Your instructions »
Take every line containing "link" from the material and copy it.

Records provided »

--*--

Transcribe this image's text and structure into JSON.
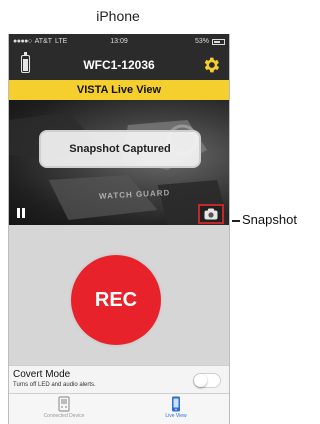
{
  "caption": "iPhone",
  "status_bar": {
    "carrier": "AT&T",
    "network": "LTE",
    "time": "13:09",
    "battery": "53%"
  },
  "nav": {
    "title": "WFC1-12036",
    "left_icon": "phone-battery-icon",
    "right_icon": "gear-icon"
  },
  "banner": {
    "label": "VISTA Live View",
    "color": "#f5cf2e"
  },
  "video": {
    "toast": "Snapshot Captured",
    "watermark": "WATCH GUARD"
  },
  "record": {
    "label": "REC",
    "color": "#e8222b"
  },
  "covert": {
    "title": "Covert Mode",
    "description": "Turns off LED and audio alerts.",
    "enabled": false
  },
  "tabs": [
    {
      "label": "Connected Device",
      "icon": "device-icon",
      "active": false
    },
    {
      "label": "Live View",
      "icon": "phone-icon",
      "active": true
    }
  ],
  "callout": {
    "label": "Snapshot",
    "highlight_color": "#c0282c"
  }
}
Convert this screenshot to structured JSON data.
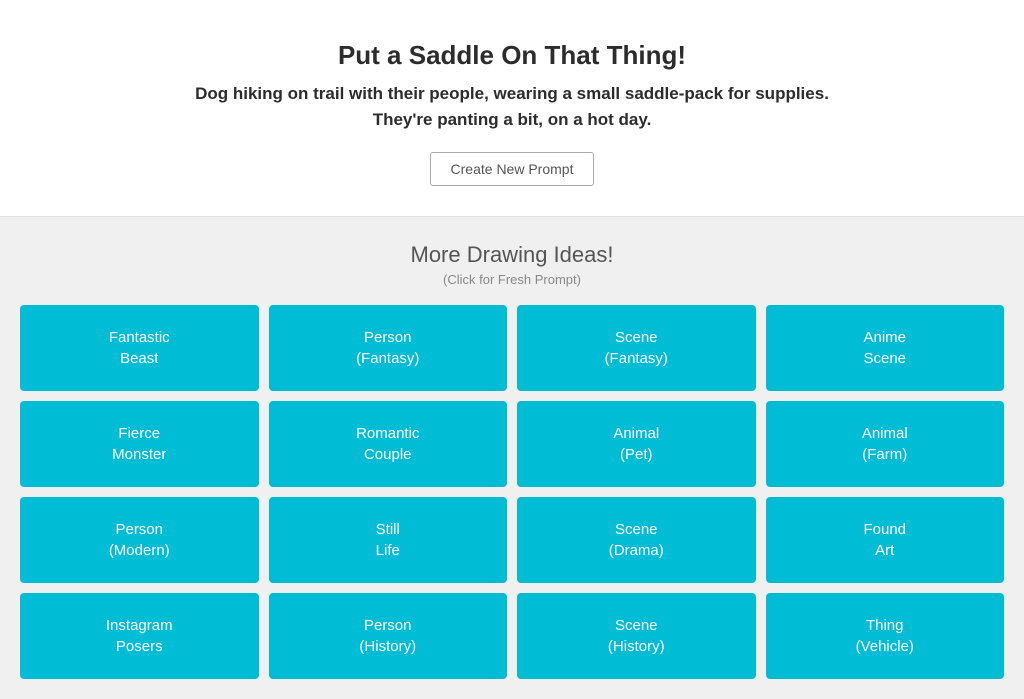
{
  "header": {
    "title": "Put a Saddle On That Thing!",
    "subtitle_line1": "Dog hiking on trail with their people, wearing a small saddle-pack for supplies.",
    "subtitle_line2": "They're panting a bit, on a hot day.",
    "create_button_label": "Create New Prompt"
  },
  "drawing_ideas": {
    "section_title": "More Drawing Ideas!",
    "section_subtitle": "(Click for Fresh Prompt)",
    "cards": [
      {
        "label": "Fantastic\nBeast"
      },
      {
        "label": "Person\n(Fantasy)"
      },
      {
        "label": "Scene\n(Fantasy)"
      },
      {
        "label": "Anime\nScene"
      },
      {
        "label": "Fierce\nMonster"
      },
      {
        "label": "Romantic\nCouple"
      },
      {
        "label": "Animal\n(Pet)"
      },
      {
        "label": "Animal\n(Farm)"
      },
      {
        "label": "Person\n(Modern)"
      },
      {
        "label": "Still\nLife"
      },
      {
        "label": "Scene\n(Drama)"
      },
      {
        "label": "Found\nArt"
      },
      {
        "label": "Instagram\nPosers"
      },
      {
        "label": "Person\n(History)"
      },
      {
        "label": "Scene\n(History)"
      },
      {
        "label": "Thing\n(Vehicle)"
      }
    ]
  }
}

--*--

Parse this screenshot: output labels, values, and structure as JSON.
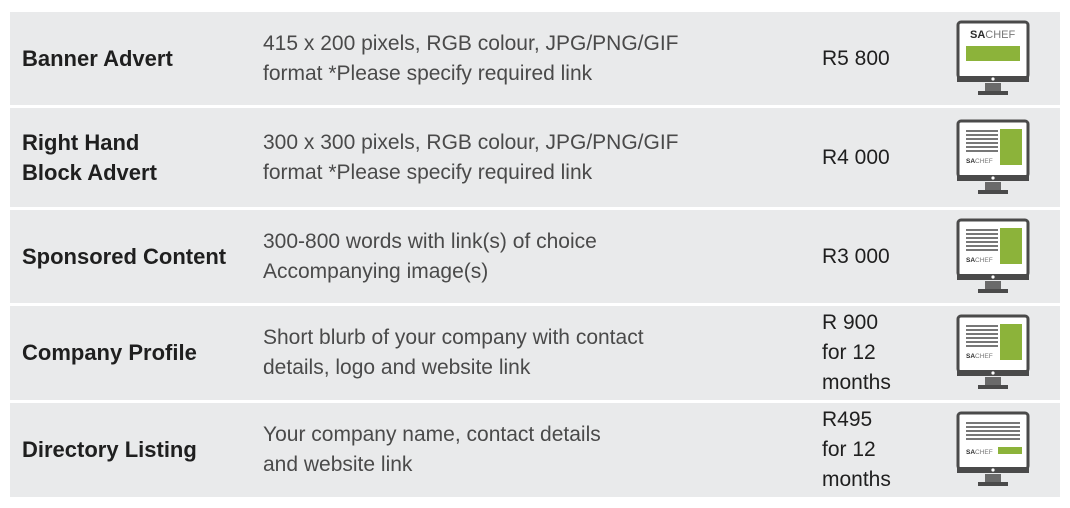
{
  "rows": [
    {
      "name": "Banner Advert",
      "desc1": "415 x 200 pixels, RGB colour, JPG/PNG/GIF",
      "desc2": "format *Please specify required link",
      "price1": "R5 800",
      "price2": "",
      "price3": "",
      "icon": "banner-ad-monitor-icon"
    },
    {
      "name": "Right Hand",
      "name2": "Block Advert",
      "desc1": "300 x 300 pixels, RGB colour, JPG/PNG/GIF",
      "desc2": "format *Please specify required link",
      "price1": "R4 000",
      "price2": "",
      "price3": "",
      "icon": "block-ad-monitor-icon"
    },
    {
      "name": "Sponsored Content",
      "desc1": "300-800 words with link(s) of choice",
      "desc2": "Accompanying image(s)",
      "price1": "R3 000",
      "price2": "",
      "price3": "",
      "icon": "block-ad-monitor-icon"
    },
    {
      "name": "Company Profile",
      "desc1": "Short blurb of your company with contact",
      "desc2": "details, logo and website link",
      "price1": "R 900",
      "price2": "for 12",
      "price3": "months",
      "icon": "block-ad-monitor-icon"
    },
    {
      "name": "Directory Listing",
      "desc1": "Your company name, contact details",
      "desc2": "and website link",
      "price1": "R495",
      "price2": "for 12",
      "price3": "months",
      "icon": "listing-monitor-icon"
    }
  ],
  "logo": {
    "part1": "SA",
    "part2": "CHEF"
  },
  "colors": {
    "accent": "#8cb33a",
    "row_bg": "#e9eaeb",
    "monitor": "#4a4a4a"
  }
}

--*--

Task output »
      "desc2": "format *Please specify required link",
      "desc2": "format *Please specify required link",
      "desc1": "300-800 words with link(s) of choice",
      "desc2": "details, logo and website link",
      "desc2": "and website link",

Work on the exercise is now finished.